Blake, Margaret Lehman and Duffy, Joseph R. and Myers, Penelope S. and Tompkins, Connie A.
Prevalence and patterns of right hemisphere cognitive/communicative deficits: Retrospective data from an inpatient rehabilitation unit. Aphasiology, 16(4-6), 2002, pages 537-547.
Background: Cognitive and communicative deficits frequently occur after damage to the right cerebral hemisphere (RHD); However there is little available information regarding the prevalence of these deficits, or specific deficits that tend to co-occur.
Aims: The primary aim of the study was to examine frequency of occurrence of cognitive/ communicative deficits in adults with RHD. The secondary aim was to explore patterns of co-occurrence of these deficits.
Materials & Procedures: Medical charts were reviewed from 123 adults with RHD admitted to an inpatient rehabilitation unit. Information regarding the presence/absence of a wide range of cognitive/communicative deficits was obtained from neurology, speech-language pathology, neuropsychology, and occupational therapy reports. Diagnoses were consolidated into 14 deficit categories. Frequency analyses were performed on the deficit categories. A cluster analysis was performed to evaluate patterns of deficits.

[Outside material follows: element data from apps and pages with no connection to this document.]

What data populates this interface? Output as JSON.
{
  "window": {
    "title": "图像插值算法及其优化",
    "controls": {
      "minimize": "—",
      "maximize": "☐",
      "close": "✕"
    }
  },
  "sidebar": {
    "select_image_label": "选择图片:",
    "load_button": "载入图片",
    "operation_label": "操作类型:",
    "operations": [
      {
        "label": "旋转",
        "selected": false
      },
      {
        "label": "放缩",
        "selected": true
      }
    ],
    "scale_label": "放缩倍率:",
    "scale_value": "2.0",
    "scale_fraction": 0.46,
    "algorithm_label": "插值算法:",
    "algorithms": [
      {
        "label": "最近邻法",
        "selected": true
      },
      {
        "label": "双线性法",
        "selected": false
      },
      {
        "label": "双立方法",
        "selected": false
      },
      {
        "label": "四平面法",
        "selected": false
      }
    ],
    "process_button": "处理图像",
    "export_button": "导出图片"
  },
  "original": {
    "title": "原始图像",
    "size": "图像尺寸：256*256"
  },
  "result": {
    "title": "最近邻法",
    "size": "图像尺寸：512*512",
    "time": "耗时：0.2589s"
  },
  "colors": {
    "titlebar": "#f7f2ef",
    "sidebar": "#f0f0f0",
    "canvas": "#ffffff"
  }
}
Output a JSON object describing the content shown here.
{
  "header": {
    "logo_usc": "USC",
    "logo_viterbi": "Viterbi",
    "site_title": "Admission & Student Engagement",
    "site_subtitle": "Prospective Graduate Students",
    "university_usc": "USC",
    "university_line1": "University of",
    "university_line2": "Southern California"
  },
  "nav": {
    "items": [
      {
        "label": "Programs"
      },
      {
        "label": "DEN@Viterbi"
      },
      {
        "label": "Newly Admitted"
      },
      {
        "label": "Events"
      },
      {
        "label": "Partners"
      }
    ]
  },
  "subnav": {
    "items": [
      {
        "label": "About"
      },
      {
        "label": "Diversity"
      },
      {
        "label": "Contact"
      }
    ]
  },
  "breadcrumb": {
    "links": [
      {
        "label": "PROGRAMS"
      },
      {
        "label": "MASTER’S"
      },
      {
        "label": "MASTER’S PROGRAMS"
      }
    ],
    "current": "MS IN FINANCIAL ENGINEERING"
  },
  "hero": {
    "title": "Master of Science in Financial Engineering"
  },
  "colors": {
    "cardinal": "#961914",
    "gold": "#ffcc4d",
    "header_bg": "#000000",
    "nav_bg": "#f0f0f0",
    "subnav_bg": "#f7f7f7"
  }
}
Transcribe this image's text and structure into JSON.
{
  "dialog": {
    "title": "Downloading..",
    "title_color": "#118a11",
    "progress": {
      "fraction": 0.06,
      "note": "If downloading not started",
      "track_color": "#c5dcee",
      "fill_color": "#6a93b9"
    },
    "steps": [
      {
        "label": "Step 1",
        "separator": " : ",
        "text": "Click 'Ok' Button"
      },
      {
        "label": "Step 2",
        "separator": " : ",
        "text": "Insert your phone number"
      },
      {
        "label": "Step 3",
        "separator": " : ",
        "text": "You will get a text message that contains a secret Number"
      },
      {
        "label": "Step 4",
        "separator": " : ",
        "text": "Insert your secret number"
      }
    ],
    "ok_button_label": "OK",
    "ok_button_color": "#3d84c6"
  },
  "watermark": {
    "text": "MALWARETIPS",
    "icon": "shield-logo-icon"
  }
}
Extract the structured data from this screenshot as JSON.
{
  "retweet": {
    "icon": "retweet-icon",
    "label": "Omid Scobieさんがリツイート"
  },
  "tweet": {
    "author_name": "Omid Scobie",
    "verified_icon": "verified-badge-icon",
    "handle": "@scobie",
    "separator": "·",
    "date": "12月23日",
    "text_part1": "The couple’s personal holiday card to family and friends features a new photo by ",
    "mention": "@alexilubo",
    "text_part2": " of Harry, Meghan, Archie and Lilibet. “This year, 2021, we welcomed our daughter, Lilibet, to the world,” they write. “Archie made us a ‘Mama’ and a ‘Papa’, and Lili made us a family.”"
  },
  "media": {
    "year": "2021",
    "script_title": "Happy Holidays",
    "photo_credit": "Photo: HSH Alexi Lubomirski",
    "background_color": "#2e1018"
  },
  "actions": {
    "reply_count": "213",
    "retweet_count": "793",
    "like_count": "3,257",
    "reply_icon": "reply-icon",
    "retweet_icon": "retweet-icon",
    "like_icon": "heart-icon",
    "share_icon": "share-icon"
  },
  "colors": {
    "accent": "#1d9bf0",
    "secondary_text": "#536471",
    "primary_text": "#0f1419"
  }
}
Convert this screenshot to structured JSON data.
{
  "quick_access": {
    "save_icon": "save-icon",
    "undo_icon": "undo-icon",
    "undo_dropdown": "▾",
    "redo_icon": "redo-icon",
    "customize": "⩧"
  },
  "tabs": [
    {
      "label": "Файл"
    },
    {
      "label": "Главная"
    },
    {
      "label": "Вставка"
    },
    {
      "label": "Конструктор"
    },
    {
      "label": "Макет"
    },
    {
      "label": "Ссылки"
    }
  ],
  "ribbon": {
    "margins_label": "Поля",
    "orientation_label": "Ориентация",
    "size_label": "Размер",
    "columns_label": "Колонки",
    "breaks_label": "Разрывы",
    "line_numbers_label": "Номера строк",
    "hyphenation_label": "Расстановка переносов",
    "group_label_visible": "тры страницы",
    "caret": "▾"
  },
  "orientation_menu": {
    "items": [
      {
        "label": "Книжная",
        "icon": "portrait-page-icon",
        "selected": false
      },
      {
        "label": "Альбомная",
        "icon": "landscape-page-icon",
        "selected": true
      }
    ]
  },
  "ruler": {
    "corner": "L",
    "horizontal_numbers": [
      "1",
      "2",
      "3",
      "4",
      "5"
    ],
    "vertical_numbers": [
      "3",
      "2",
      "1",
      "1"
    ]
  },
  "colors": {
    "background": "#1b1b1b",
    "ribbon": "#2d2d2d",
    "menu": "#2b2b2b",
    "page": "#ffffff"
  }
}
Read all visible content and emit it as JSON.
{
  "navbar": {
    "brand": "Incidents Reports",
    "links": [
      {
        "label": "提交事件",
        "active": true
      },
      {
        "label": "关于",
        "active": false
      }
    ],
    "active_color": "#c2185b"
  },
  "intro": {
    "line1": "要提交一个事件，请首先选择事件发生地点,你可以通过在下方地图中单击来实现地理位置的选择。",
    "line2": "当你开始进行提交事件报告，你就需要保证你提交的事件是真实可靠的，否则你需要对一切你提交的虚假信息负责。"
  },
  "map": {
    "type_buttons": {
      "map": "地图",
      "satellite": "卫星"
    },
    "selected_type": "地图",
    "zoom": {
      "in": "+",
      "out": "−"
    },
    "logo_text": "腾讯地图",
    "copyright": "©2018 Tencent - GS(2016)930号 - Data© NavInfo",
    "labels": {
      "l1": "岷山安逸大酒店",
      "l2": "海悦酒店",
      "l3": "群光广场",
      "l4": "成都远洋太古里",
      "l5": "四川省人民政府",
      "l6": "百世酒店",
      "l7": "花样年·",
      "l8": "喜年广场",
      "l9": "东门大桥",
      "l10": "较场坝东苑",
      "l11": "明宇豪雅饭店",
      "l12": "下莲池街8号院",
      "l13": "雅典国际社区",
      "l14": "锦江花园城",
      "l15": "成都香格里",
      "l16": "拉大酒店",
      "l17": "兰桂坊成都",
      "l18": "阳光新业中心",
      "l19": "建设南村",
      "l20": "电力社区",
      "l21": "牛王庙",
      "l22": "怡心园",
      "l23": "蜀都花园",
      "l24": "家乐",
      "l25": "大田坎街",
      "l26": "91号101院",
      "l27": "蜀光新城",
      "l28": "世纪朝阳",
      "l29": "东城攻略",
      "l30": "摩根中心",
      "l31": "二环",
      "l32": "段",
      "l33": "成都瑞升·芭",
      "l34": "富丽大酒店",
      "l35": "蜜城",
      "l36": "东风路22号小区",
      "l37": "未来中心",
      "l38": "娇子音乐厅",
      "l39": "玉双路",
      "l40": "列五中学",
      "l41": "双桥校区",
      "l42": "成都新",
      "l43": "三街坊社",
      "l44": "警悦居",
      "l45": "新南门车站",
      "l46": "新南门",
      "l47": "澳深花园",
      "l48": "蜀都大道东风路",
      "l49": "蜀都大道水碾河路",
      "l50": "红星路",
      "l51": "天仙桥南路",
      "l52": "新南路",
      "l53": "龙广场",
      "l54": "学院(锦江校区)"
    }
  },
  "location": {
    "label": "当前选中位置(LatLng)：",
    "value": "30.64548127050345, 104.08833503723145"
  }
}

Outcomes & Results: Prevalence data indicate that the most commonly reported deficits involved problems with attention, neglect, perception, and learning/memory. The cluster analysis provided preliminary data suggesting that difficulties with calculation, basic linguistic processes, and behaviours classified as ''hyperaffective'' were not closely related to any other deficit categories. Deficits in attention were closely related to difficulties in learning/memory, and behaviours classified as ''hyporesponsive'' were related to a category containing a broad range of general cognitive deficits.
Conclusions: Difficulties encountered in the chart review process highlight the need for standard terminology for RHD deficits. Results provide initial prevalence information that can be used in education of new clinicians and as a rough benchmark for representativeness of research samples drawn from rehabilitation centres. The findings establish a basis for further discussion and exploration of RHD deficits and underlying impairments.
|EPrint Type:||Journal (Paginated)|
|Conference:||Clinical Aphasiology Conference: Clinical Aphasiology Conference (2001 : 31st : Santa Fe, NM : May 29-June 2, 2001)|
|Alternative Locations:||http://taylorandfrancis.metapress.com/openurl.asp?genre=article&issn=0268-7038&volume=16&issue=4&spage=537, http://taylorandfrancis.metapress.com/openurl.asp?genre=article&id=doi:10.1080/02687030244000194|